_WHAT THE TASK REQUIRES_. Your answer must match the material exactly, line for line.

_EXTRACTED INFORMATION_.
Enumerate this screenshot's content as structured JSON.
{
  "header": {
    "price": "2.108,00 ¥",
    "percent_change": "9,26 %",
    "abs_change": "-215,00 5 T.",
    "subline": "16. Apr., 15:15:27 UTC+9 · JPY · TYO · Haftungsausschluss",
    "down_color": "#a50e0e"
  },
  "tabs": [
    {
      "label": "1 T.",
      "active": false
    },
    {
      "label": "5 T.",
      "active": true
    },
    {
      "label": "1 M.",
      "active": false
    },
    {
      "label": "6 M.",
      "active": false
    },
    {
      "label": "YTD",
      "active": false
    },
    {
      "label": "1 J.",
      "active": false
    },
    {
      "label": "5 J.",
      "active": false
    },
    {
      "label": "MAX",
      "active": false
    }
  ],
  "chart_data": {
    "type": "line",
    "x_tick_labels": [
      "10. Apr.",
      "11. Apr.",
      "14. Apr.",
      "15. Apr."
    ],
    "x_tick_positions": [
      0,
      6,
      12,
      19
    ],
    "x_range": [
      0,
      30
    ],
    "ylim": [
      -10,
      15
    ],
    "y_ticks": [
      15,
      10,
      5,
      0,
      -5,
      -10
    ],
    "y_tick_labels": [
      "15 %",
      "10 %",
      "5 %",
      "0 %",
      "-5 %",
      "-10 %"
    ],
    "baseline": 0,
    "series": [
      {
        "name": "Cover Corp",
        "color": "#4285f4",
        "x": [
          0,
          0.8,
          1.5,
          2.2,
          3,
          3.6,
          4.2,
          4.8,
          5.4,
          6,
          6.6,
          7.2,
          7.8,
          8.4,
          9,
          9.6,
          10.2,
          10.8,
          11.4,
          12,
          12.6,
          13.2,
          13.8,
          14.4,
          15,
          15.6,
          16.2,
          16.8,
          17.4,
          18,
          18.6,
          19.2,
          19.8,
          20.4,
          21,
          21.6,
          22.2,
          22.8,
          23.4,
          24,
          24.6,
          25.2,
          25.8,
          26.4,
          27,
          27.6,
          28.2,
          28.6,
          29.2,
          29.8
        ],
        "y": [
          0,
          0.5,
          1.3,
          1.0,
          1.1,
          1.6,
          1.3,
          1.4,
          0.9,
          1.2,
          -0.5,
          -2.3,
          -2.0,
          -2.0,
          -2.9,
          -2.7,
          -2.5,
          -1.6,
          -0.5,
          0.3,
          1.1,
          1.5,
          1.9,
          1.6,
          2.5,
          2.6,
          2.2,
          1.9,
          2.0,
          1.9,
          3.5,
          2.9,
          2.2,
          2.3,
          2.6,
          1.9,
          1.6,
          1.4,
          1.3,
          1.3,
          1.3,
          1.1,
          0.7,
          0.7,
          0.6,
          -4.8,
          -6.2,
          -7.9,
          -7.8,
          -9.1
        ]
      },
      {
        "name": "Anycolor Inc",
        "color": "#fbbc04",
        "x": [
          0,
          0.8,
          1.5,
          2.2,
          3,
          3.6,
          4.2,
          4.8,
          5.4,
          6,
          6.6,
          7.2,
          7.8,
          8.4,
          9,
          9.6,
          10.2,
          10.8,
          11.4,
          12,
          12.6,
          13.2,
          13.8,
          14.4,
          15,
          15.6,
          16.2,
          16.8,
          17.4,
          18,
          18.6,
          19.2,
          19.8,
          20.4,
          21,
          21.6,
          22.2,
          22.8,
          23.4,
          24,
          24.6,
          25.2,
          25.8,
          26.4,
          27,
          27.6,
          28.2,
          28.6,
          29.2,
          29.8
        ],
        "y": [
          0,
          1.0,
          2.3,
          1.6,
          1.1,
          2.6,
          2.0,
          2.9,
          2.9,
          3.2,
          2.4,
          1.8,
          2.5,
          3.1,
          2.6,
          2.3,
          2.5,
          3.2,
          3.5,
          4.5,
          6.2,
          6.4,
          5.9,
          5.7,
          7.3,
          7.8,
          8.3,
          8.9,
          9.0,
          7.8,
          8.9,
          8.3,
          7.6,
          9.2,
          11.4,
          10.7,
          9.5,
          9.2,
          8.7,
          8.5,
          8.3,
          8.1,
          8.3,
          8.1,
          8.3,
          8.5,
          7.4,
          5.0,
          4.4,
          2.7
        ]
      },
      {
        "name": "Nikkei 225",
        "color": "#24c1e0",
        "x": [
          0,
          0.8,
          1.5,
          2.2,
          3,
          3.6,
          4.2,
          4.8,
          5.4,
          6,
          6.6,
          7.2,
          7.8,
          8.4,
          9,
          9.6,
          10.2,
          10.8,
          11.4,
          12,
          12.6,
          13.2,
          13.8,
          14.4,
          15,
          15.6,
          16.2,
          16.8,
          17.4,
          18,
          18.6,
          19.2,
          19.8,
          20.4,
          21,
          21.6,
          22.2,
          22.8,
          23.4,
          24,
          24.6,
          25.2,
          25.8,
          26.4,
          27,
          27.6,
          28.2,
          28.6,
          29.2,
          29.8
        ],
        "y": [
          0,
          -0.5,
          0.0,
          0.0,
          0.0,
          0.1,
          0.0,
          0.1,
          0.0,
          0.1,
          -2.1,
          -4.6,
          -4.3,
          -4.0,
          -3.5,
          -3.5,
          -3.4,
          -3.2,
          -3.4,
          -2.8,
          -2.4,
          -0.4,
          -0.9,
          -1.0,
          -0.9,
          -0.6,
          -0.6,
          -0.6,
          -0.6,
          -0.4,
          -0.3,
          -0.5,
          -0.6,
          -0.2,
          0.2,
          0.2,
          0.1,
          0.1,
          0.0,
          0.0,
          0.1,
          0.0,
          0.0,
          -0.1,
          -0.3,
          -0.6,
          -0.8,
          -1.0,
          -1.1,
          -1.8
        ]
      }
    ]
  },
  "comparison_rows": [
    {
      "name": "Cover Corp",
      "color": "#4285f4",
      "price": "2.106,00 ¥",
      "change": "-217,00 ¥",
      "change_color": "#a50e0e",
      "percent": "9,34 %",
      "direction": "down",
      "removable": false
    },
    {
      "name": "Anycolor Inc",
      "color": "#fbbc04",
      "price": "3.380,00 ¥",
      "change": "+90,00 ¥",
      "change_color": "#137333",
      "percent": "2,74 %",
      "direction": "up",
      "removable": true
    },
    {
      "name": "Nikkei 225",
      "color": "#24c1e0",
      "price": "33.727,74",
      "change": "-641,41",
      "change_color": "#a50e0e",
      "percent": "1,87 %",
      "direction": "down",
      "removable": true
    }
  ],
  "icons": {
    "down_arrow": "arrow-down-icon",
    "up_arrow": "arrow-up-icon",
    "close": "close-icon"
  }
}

_SOLUTION_.
Enumerate this screenshot's content as structured JSON.
{
  "header": {
    "price": "2.108,00 ¥",
    "percent_change": "9,26 %",
    "abs_change": "-215,00 5 T.",
    "subline": "16. Apr., 15:15:27 UTC+9 · JPY · TYO · Haftungsausschluss",
    "down_color": "#a50e0e"
  },
  "tabs": [
    {
      "label": "1 T.",
      "active": false
    },
    {
      "label": "5 T.",
      "active": true
    },
    {
      "label": "1 M.",
      "active": false
    },
    {
      "label": "6 M.",
      "active": false
    },
    {
      "label": "YTD",
      "active": false
    },
    {
      "label": "1 J.",
      "active": false
    },
    {
      "label": "5 J.",
      "active": false
    },
    {
      "label": "MAX",
      "active": false
    }
  ],
  "chart_data": {
    "type": "line",
    "x_tick_labels": [
      "10. Apr.",
      "11. Apr.",
      "14. Apr.",
      "15. Apr."
    ],
    "x_tick_positions": [
      0,
      6,
      12,
      19
    ],
    "x_range": [
      0,
      30
    ],
    "ylim": [
      -10,
      15
    ],
    "y_ticks": [
      15,
      10,
      5,
      0,
      -5,
      -10
    ],
    "y_tick_labels": [
      "15 %",
      "10 %",
      "5 %",
      "0 %",
      "-5 %",
      "-10 %"
    ],
    "baseline": 0,
    "series": [
      {
        "name": "Cover Corp",
        "color": "#4285f4",
        "x": [
          0,
          0.8,
          1.5,
          2.2,
          3,
          3.6,
          4.2,
          4.8,
          5.4,
          6,
          6.6,
          7.2,
          7.8,
          8.4,
          9,
          9.6,
          10.2,
          10.8,
          11.4,
          12,
          12.6,
          13.2,
          13.8,
          14.4,
          15,
          15.6,
          16.2,
          16.8,
          17.4,
          18,
          18.6,
          19.2,
          19.8,
          20.4,
          21,
          21.6,
          22.2,
          22.8,
          23.4,
          24,
          24.6,
          25.2,
          25.8,
          26.4,
          27,
          27.6,
          28.2,
          28.6,
          29.2,
          29.8
        ],
        "y": [
          0,
          0.5,
          1.3,
          1.0,
          1.1,
          1.6,
          1.3,
          1.4,
          0.9,
          1.2,
          -0.5,
          -2.3,
          -2.0,
          -2.0,
          -2.9,
          -2.7,
          -2.5,
          -1.6,
          -0.5,
          0.3,
          1.1,
          1.5,
          1.9,
          1.6,
          2.5,
          2.6,
          2.2,
          1.9,
          2.0,
          1.9,
          3.5,
          2.9,
          2.2,
          2.3,
          2.6,
          1.9,
          1.6,
          1.4,
          1.3,
          1.3,
          1.3,
          1.1,
          0.7,
          0.7,
          0.6,
          -4.8,
          -6.2,
          -7.9,
          -7.8,
          -9.1
        ]
      },
      {
        "name": "Anycolor Inc",
        "color": "#fbbc04",
        "x": [
          0,
          0.8,
          1.5,
          2.2,
          3,
          3.6,
          4.2,
          4.8,
          5.4,
          6,
          6.6,
          7.2,
          7.8,
          8.4,
          9,
          9.6,
          10.2,
          10.8,
          11.4,
          12,
          12.6,
          13.2,
          13.8,
          14.4,
          15,
          15.6,
          16.2,
          16.8,
          17.4,
          18,
          18.6,
          19.2,
          19.8,
          20.4,
          21,
          21.6,
          22.2,
          22.8,
          23.4,
          24,
          24.6,
          25.2,
          25.8,
          26.4,
          27,
          27.6,
          28.2,
          28.6,
          29.2,
          29.8
        ],
        "y": [
          0,
          1.0,
          2.3,
          1.6,
          1.1,
          2.6,
          2.0,
          2.9,
          2.9,
          3.2,
          2.4,
          1.8,
          2.5,
          3.1,
          2.6,
          2.3,
          2.5,
          3.2,
          3.5,
          4.5,
          6.2,
          6.4,
          5.9,
          5.7,
          7.3,
          7.8,
          8.3,
          8.9,
          9.0,
          7.8,
          8.9,
          8.3,
          7.6,
          9.2,
          11.4,
          10.7,
          9.5,
          9.2,
          8.7,
          8.5,
          8.3,
          8.1,
          8.3,
          8.1,
          8.3,
          8.5,
          7.4,
          5.0,
          4.4,
          2.7
        ]
      },
      {
        "name": "Nikkei 225",
        "color": "#24c1e0",
        "x": [
          0,
          0.8,
          1.5,
          2.2,
          3,
          3.6,
          4.2,
          4.8,
          5.4,
          6,
          6.6,
          7.2,
          7.8,
          8.4,
          9,
          9.6,
          10.2,
          10.8,
          11.4,
          12,
          12.6,
          13.2,
          13.8,
          14.4,
          15,
          15.6,
          16.2,
          16.8,
          17.4,
          18,
          18.6,
          19.2,
          19.8,
          20.4,
          21,
          21.6,
          22.2,
          22.8,
          23.4,
          24,
          24.6,
          25.2,
          25.8,
          26.4,
          27,
          27.6,
          28.2,
          28.6,
          29.2,
          29.8
        ],
        "y": [
          0,
          -0.5,
          0.0,
          0.0,
          0.0,
          0.1,
          0.0,
          0.1,
          0.0,
          0.1,
          -2.1,
          -4.6,
          -4.3,
          -4.0,
          -3.5,
          -3.5,
          -3.4,
          -3.2,
          -3.4,
          -2.8,
          -2.4,
          -0.4,
          -0.9,
          -1.0,
          -0.9,
          -0.6,
          -0.6,
          -0.6,
          -0.6,
          -0.4,
          -0.3,
          -0.5,
          -0.6,
          -0.2,
          0.2,
          0.2,
          0.1,
          0.1,
          0.0,
          0.0,
          0.1,
          0.0,
          0.0,
          -0.1,
          -0.3,
          -0.6,
          -0.8,
          -1.0,
          -1.1,
          -1.8
        ]
      }
    ]
  },
  "comparison_rows": [
    {
      "name": "Cover Corp",
      "color": "#4285f4",
      "price": "2.106,00 ¥",
      "change": "-217,00 ¥",
      "change_color": "#a50e0e",
      "percent": "9,34 %",
      "direction": "down",
      "removable": false
    },
    {
      "name": "Anycolor Inc",
      "color": "#fbbc04",
      "price": "3.380,00 ¥",
      "change": "+90,00 ¥",
      "change_color": "#137333",
      "percent": "2,74 %",
      "direction": "up",
      "removable": true
    },
    {
      "name": "Nikkei 225",
      "color": "#24c1e0",
      "price": "33.727,74",
      "change": "-641,41",
      "change_color": "#a50e0e",
      "percent": "1,87 %",
      "direction": "down",
      "removable": true
    }
  ],
  "icons": {
    "down_arrow": "arrow-down-icon",
    "up_arrow": "arrow-up-icon",
    "close": "close-icon"
  }
}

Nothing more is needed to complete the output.